Square Potential Barrier

(313) |

where is given by Eq. (305).

Let us adopt the following solution
of the above equation to the left of the barrier (*i.e.*, ):

(315) |

(316) |

Let us adopt the following solution to Eq. (314) to the right
of the barrier (*i.e.* ):

(317) |

(318) |

In other words, the probabilities of reflection and transmission sum to unity, as must be the case, since reflection and transmission are the only possible outcomes for a particle incident on the barrier.

Inside the barrier (*i.e.*,
), satisfies

(321) |

Let us, first of all, consider the case where . In this case, the general
solution to Eq. (320) inside the barrier takes the
form

(322) |

Now, the boundary conditions at the edges of the barrier (*i.e.*, at
and ) are that and are both
continuous. These boundary conditions ensure that the probability current
(155) remains finite and continuous across the edges of the boundary, as must be the
case if it is to be a spatial constant.

Continuity of and at the left edge of
the barrier (*i.e.*, ) yields

(323) | |||

(324) |

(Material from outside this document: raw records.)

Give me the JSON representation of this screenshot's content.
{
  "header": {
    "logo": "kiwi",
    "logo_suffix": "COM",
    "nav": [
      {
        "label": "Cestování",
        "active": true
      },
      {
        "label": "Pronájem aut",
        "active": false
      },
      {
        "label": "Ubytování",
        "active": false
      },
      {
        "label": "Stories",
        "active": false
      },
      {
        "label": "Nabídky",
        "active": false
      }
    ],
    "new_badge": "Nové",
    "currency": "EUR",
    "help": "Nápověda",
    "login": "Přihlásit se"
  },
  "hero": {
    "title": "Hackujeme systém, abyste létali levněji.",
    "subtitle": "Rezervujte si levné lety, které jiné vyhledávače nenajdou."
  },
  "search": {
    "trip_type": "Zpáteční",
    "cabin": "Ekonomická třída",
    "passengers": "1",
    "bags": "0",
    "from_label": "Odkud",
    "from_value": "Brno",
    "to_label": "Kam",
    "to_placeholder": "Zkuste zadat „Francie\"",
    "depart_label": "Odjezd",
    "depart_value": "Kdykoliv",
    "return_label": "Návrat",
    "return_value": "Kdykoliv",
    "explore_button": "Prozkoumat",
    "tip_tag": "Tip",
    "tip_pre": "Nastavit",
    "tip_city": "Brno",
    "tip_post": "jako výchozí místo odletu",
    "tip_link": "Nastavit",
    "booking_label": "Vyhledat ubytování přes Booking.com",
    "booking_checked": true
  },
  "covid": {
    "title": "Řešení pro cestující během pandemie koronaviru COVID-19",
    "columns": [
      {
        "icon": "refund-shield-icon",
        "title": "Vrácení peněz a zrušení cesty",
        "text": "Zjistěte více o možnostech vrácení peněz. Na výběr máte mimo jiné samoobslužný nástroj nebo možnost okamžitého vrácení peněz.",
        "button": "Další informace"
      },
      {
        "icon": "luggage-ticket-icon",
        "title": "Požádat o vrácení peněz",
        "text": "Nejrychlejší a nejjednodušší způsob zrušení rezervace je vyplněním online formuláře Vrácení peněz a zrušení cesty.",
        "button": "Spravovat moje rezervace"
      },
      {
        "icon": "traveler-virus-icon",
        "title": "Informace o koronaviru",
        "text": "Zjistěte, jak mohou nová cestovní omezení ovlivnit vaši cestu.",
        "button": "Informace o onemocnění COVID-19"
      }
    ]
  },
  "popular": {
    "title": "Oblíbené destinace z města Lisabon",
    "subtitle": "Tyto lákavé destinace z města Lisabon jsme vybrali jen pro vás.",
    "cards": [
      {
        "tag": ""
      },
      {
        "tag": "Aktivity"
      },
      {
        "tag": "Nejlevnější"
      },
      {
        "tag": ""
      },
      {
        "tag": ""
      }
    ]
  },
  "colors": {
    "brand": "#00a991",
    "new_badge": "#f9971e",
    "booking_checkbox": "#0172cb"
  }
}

Likewise, continuity of and at the right edge of the barrier (

(325) | |||

(326) |

After considerable algebra, the above four equations yield

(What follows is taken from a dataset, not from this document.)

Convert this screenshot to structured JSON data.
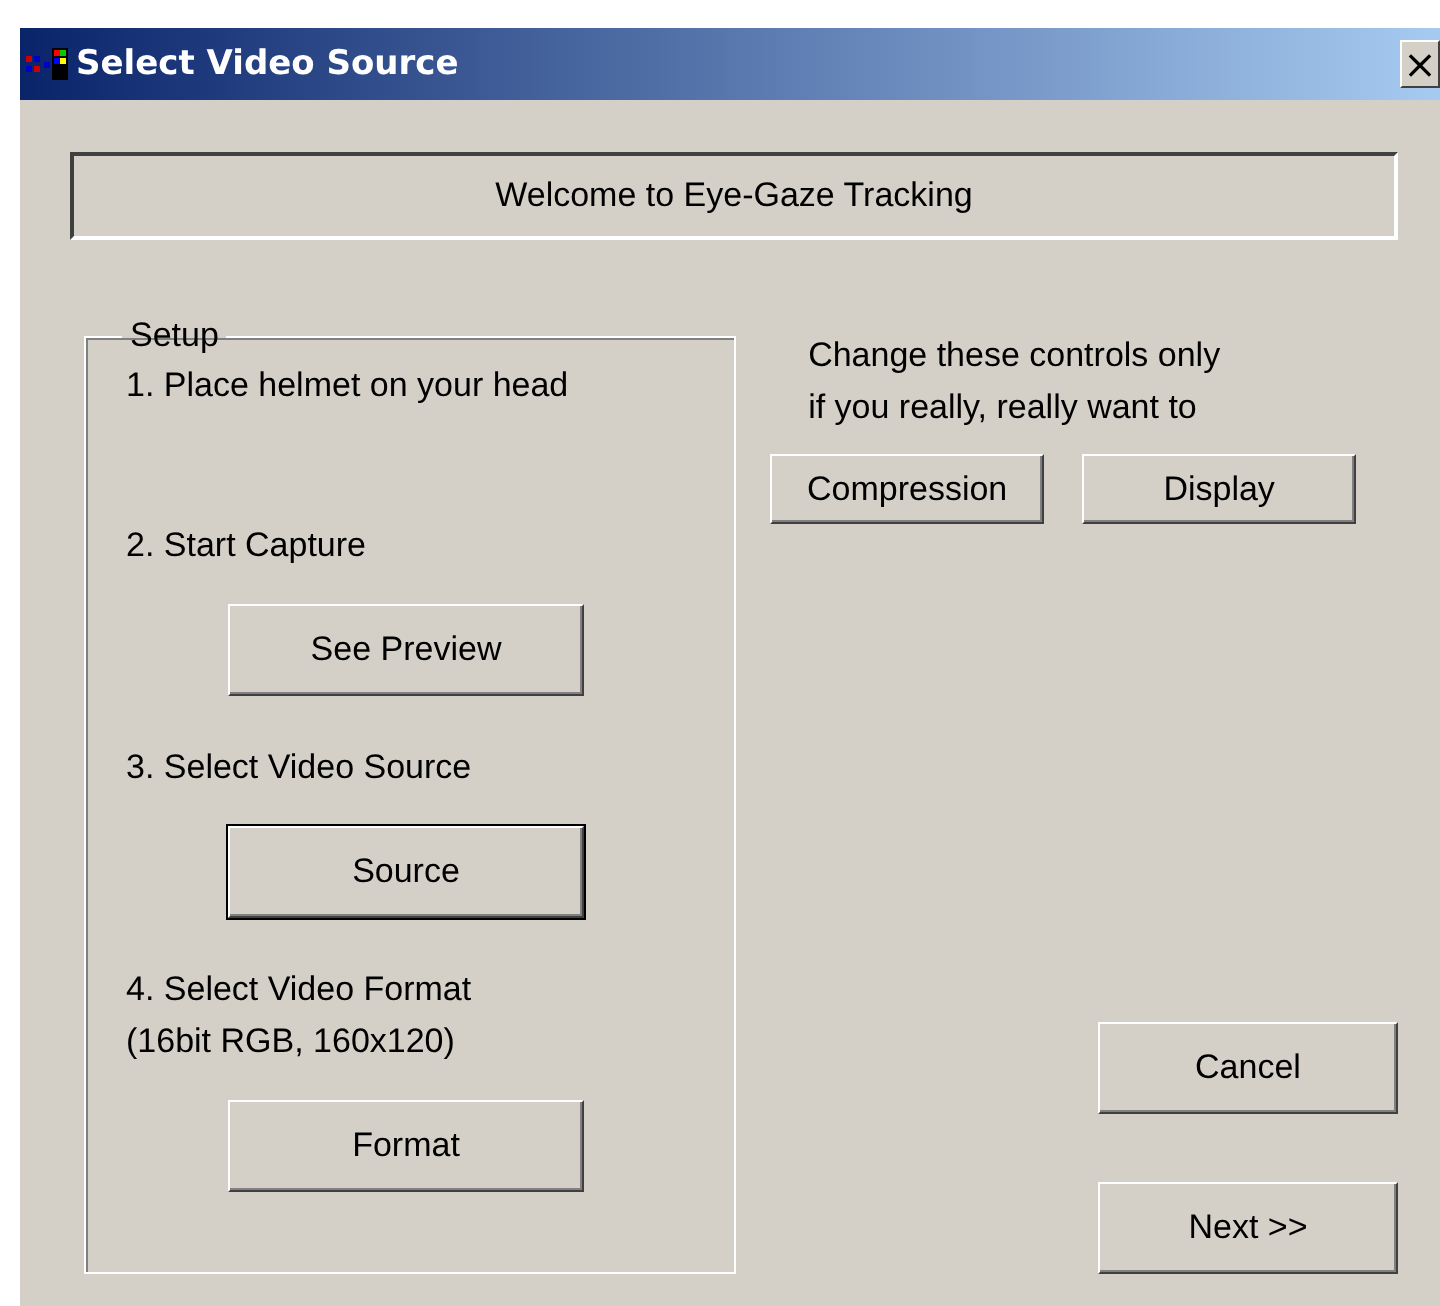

and

Note that the above two expression satisfy the constraint (319).

It is instructive to compare the quantum mechanical probabilities
of reflection and transmission--(327) and (328), respectively--with those derived from classical physics. Now, according
to classical physics, if a particle of energy is incident on
a potential barrier of height then the particle slows down
as it passes through the barrier, but is otherwise unaffected.
In other words, the classical probability of reflection is
*zero*, and the classical probability of transmission is *unity*.

The reflection and transmission probabilities obtained from Eqs. (327) and (328), respectively, are plotted in Figs. 10 and
11. It can be seen, from Fig. 10, that the classical
result, and , is obtained in the limit where the height of the barrier
is relatively small (*i.e.*, ). However, when is
of order , there is a substantial probability that the incident particle
will be *reflected* by the barrier. According to classical physics, reflection is impossible when .

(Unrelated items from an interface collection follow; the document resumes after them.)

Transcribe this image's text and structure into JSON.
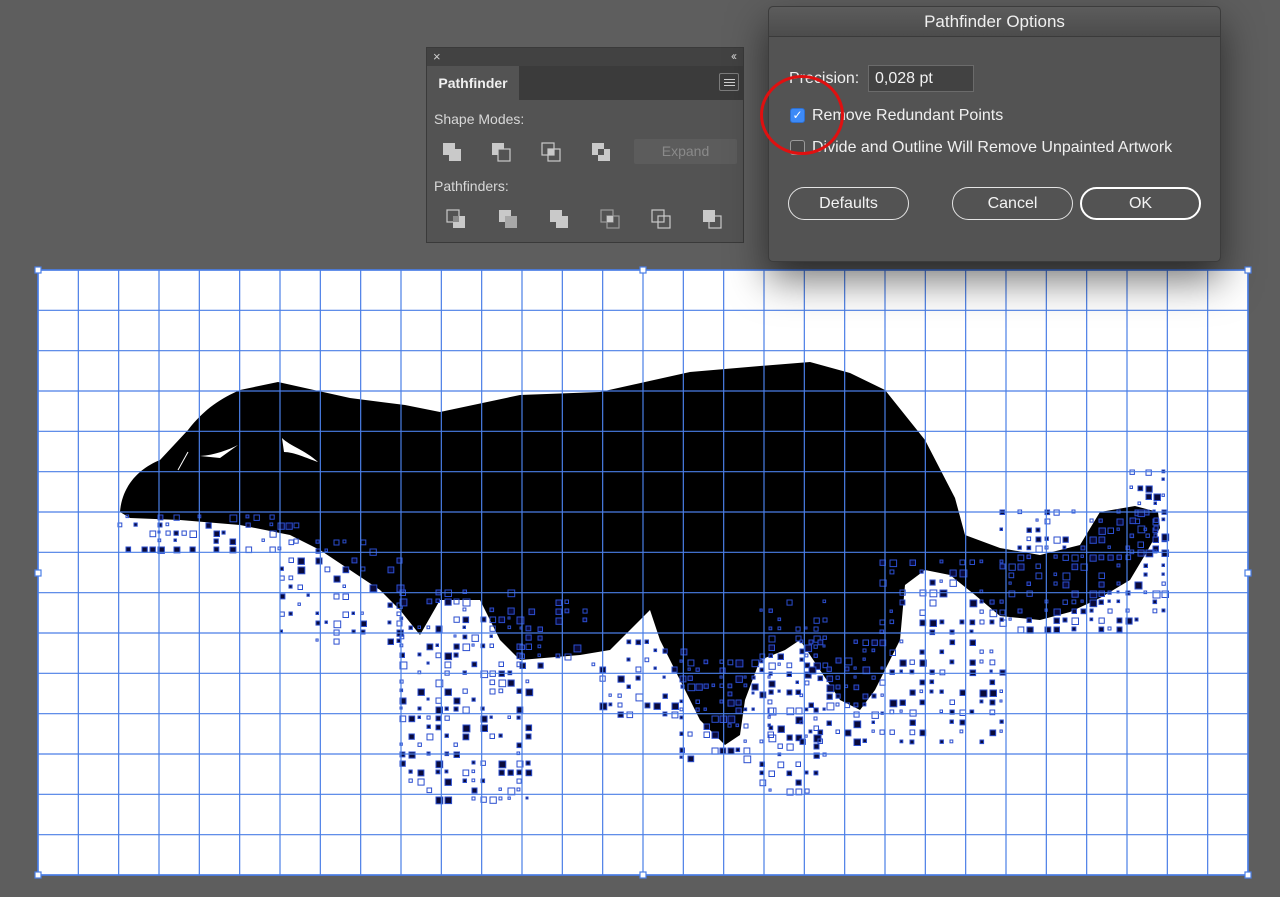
{
  "pathfinder_panel": {
    "close_glyph": "×",
    "collapse_glyph": "‹‹",
    "tab_label": "Pathfinder",
    "shape_modes_label": "Shape Modes:",
    "pathfinders_label": "Pathfinders:",
    "expand_label": "Expand",
    "shape_mode_buttons": [
      "unite",
      "minus-front",
      "intersect",
      "exclude"
    ],
    "pathfinder_buttons": [
      "divide",
      "trim",
      "merge",
      "crop",
      "outline",
      "minus-back"
    ]
  },
  "dialog": {
    "title": "Pathfinder Options",
    "precision_label": "Precision:",
    "precision_value": "0,028 pt",
    "remove_redundant_label": "Remove Redundant Points",
    "remove_redundant_checked": true,
    "divide_outline_label": "Divide and Outline Will Remove Unpainted Artwork",
    "divide_outline_checked": false,
    "defaults_label": "Defaults",
    "cancel_label": "Cancel",
    "ok_label": "OK"
  },
  "artwork": {
    "grid_color": "#4a7ee6",
    "fill_color": "#000000",
    "background_color": "#ffffff",
    "description_icon": "panther-silhouette"
  },
  "colors": {
    "ui_background": "#5e5e5e",
    "panel": "#535353",
    "checkbox_accent": "#3d8af7",
    "annotation": "#e01010"
  }
}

It can also be seen, from Fig. 11,
that at certain barrier widths the probability of reflection goes to *zero*. It turns out that this is true irrespective of the energy of the incident particle.
It is evident, from Eq. (327), that these special barrier widths
correspond to

(329) |

Let us, now, consider the case . In this case, the general
solution to Eq. (320) inside the barrier takes the
form

(330) |

(331) | |||

(332) |

Likewise, continuity of and at the right edge of the barrier (

(333) | |||

(334) |

After considerable algebra, the above four equations yield

and

These expressions can also be obtained from Eqs. (327) and (328) by making the substitution . Note that Eqs. (335) and (336) satisfy the constraint (319).

It is again instructive to compare the quantum mechanical probabilities
of reflection and transmission--(335) and (336), respectively--with those derived from classical physics. Now, according
to classical physics, if a particle of energy is incident on
a potential barrier of height then the particle is reflected.
In other words, the classical probability of reflection is
*unity*, and the classical probability of transmission is *zero*.

The reflection and transmission probabilities obtained from Eqs. (335) and (336), respectively, are plotted in Figs. 12 and
13. It can be seen, from Fig. 12, that the classical
result, and , is obtained for relatively
thin barriers (*i.e.*, ) in the limit where the height of the barrier
is relatively large (*i.e.*, ). However, when is
of order , there is a substantial probability that the incident particle
will be *transmitted* by the barrier. According to classical physics, transmission is impossible when .

It can also be seen, from
Fig. 13, that the transmission probability decays *exponentially*
as the width of the barrier increases. Nevertheless, even for very
wide barriers (*i.e.*, ), there is a small but *finite*
probability that a particle incident on the barrier will be
*transmitted*. This phenomenon, which is inexplicable within
the context of classical physics, is called *tunneling*.